What you will do >> Below are records; count the lines that contain "pickpick" and state only that count.

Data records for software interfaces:
--- START ---

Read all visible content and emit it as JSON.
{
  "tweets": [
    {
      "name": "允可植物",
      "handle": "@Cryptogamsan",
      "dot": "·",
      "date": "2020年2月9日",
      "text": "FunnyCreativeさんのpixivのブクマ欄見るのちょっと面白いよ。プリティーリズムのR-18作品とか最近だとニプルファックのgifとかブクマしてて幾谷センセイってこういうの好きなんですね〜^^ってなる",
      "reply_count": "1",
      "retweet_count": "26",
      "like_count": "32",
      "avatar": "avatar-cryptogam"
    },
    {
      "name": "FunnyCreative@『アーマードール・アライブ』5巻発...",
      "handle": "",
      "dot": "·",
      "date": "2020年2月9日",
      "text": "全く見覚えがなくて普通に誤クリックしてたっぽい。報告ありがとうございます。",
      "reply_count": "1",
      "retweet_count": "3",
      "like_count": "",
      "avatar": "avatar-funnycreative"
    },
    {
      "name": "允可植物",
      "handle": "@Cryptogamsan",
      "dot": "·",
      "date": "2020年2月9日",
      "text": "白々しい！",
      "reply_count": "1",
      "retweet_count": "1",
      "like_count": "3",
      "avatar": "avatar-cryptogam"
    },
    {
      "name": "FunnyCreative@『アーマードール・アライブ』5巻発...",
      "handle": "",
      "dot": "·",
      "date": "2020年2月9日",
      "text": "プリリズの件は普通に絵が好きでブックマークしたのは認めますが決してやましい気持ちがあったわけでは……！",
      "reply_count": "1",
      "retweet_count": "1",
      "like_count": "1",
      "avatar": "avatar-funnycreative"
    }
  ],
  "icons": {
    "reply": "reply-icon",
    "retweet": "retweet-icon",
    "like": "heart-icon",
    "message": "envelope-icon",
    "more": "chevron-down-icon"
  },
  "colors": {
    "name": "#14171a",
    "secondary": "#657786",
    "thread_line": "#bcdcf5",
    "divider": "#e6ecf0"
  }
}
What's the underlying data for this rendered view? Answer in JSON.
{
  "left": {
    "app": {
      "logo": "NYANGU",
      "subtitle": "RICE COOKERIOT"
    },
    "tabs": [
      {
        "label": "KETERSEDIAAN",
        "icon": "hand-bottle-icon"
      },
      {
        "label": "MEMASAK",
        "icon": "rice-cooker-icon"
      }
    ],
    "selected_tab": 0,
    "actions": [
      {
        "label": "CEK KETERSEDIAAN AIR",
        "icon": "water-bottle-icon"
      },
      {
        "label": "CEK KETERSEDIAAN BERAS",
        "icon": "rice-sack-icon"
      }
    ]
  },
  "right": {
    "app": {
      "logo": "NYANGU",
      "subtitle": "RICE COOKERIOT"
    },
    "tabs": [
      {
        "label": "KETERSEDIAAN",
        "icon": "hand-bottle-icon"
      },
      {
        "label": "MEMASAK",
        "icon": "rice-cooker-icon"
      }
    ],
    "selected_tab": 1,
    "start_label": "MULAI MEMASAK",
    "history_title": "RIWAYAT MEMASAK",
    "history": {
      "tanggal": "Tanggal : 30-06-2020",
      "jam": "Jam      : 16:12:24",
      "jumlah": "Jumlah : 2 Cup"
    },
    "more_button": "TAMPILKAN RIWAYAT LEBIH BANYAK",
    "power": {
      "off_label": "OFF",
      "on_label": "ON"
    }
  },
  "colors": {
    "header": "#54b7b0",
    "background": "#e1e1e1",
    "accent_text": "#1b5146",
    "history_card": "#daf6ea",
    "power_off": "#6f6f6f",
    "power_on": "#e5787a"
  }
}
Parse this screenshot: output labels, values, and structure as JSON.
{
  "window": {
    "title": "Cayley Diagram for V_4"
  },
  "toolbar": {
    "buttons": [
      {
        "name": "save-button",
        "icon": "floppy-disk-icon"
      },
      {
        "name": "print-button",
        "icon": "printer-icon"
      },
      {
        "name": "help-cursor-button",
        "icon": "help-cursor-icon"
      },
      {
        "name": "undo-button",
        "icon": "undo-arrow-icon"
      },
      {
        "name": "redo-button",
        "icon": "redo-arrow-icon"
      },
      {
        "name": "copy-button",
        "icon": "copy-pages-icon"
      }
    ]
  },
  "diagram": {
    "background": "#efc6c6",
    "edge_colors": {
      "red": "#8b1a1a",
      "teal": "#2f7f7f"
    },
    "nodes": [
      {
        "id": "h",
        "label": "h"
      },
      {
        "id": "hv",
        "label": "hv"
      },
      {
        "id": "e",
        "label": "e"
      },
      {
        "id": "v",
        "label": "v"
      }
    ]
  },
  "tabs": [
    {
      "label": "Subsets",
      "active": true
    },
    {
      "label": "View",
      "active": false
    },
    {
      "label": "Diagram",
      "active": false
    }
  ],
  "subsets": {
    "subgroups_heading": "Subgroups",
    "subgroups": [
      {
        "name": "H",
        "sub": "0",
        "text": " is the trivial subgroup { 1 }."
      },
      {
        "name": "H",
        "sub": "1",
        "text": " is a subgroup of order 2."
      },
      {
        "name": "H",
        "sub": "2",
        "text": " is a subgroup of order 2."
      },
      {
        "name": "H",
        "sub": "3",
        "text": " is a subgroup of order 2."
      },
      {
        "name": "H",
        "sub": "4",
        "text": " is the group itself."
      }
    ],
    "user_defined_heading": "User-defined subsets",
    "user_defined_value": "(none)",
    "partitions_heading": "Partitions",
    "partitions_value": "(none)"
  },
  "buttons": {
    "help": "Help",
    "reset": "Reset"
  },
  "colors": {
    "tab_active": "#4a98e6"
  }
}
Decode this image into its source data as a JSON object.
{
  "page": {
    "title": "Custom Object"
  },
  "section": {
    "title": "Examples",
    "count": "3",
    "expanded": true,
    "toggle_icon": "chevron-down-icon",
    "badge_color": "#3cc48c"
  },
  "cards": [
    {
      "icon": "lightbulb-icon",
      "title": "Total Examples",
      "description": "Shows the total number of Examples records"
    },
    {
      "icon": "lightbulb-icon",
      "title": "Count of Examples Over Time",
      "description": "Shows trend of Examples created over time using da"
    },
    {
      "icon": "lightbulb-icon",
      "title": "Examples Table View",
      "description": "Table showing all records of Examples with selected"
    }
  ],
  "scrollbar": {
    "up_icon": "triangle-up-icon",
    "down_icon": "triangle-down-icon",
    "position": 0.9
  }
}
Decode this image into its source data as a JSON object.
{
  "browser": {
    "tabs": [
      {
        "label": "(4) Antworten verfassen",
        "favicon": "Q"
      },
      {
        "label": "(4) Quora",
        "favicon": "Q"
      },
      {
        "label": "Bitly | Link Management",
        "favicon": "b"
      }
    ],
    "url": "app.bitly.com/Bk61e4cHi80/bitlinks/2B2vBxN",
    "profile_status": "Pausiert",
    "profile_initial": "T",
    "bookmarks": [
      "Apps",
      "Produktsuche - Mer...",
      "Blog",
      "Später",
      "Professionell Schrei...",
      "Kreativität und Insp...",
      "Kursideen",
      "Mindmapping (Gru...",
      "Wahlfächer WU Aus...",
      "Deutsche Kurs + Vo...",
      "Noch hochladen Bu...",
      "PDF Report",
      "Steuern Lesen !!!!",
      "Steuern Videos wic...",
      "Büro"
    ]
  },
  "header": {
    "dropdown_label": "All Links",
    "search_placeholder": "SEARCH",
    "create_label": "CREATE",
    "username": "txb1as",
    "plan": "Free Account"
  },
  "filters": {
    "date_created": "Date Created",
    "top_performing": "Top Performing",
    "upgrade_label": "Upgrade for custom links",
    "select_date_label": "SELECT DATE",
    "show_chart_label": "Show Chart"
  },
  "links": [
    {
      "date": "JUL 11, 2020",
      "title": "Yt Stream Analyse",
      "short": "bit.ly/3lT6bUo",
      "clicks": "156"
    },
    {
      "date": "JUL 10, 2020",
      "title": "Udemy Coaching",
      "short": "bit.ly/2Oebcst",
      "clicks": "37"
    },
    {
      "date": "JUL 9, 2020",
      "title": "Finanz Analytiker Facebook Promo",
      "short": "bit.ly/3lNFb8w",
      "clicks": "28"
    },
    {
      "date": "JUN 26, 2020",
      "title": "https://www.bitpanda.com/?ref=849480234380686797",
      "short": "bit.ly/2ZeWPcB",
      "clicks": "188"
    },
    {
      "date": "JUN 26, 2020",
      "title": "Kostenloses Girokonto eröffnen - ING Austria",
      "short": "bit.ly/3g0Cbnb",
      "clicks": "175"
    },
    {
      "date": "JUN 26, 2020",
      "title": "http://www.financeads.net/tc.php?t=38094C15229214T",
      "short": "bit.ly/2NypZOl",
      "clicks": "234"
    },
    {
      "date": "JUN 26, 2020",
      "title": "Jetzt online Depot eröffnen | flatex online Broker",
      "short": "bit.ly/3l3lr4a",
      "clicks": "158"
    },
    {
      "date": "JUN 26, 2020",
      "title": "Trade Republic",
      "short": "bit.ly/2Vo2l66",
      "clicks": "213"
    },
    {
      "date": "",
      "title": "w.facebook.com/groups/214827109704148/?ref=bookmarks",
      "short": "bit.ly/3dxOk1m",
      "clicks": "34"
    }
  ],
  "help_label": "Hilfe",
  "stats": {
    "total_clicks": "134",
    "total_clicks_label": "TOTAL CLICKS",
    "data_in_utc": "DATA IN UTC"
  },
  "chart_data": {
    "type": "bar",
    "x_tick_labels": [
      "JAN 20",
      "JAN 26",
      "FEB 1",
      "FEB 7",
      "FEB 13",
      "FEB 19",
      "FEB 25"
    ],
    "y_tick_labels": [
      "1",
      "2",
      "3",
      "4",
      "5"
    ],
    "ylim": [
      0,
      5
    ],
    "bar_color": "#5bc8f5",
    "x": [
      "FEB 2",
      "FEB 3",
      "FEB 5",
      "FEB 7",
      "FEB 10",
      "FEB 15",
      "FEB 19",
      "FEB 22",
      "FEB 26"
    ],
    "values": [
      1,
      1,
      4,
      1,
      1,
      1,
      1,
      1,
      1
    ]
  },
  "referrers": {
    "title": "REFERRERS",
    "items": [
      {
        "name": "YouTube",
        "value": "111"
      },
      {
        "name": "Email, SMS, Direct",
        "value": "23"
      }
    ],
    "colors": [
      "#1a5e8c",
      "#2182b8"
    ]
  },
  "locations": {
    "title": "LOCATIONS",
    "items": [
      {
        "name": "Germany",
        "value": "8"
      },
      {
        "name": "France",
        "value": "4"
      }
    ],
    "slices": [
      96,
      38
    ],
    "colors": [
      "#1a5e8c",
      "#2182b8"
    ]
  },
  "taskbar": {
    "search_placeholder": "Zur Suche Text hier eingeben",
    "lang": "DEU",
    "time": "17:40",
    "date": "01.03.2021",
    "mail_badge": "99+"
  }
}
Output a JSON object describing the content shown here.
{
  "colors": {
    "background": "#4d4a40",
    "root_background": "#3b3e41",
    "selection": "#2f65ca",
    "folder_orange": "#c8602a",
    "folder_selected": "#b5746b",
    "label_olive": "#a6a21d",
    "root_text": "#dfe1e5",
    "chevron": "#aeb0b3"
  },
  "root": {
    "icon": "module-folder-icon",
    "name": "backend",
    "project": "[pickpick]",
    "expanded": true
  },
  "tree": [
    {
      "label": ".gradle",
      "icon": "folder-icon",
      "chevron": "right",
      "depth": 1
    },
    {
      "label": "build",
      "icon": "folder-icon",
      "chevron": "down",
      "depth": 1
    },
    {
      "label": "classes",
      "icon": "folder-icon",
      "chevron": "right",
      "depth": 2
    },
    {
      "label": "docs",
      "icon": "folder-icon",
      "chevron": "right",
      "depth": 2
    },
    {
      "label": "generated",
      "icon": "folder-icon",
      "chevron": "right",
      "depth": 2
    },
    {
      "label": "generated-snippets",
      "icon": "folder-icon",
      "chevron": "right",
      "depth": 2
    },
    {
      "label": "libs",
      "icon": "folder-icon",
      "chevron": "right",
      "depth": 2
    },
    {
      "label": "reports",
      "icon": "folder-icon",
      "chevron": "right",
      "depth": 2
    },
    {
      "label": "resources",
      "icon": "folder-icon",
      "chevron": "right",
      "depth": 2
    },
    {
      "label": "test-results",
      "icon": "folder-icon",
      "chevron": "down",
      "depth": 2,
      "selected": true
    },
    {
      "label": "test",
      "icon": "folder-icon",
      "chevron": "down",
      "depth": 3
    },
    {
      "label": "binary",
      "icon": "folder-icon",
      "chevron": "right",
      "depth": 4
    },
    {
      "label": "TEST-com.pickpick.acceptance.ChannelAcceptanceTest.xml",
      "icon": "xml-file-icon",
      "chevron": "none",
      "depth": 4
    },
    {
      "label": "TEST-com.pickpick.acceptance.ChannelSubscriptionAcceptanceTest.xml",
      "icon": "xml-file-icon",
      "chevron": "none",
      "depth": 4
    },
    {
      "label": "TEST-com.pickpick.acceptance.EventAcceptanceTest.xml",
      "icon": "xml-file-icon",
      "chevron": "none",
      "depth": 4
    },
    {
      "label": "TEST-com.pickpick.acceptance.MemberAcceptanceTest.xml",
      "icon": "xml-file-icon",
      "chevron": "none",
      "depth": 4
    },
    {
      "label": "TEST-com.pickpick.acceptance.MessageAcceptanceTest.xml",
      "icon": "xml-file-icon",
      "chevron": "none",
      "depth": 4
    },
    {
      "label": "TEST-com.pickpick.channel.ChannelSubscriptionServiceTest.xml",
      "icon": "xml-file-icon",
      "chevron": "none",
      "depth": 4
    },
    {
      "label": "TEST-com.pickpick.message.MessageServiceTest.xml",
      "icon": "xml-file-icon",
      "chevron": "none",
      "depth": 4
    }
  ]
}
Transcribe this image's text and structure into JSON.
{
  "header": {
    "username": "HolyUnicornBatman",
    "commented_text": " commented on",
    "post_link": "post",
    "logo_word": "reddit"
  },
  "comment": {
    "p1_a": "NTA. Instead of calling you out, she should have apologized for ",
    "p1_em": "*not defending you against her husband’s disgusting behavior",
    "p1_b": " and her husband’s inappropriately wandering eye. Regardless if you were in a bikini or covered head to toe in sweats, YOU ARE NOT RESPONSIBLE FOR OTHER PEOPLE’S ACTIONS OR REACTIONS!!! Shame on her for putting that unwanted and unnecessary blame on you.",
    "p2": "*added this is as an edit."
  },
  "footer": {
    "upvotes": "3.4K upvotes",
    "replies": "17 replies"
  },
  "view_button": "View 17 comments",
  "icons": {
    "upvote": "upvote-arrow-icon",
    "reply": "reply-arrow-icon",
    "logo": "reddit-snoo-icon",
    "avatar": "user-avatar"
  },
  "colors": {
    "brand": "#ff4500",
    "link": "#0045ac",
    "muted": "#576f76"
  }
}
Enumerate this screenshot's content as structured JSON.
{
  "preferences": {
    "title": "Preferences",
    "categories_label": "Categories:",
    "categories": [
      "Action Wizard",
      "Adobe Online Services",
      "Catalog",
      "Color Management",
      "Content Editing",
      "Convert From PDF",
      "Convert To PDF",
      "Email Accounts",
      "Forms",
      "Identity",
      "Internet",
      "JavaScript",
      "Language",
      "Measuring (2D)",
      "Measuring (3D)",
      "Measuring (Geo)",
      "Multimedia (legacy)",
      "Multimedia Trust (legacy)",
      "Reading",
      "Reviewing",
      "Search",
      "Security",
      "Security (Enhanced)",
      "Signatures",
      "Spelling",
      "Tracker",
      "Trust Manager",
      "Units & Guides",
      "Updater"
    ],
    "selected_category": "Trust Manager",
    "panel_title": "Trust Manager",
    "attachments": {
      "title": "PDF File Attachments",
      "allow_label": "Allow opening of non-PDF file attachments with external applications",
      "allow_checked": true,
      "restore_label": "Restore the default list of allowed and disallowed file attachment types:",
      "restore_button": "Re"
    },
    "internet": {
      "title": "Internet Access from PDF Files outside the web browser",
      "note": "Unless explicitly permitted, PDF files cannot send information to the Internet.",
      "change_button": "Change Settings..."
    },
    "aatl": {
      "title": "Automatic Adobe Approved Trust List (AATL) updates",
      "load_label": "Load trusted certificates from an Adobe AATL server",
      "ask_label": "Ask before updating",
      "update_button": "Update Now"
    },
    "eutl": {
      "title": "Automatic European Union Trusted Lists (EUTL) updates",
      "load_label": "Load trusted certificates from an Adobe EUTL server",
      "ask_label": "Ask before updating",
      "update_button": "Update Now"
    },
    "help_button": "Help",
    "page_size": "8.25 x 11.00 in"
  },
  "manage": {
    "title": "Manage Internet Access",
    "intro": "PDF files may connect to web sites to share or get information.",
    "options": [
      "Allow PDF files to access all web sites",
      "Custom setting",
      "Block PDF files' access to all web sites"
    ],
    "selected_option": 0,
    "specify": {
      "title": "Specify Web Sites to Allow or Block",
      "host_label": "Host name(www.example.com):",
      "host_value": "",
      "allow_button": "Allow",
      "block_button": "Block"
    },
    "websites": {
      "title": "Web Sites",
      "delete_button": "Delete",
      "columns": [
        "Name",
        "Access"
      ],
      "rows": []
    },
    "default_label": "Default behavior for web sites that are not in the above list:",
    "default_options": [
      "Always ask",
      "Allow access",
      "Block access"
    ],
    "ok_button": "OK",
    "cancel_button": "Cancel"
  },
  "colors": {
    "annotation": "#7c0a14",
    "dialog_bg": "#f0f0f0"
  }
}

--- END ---

Final answer >> 8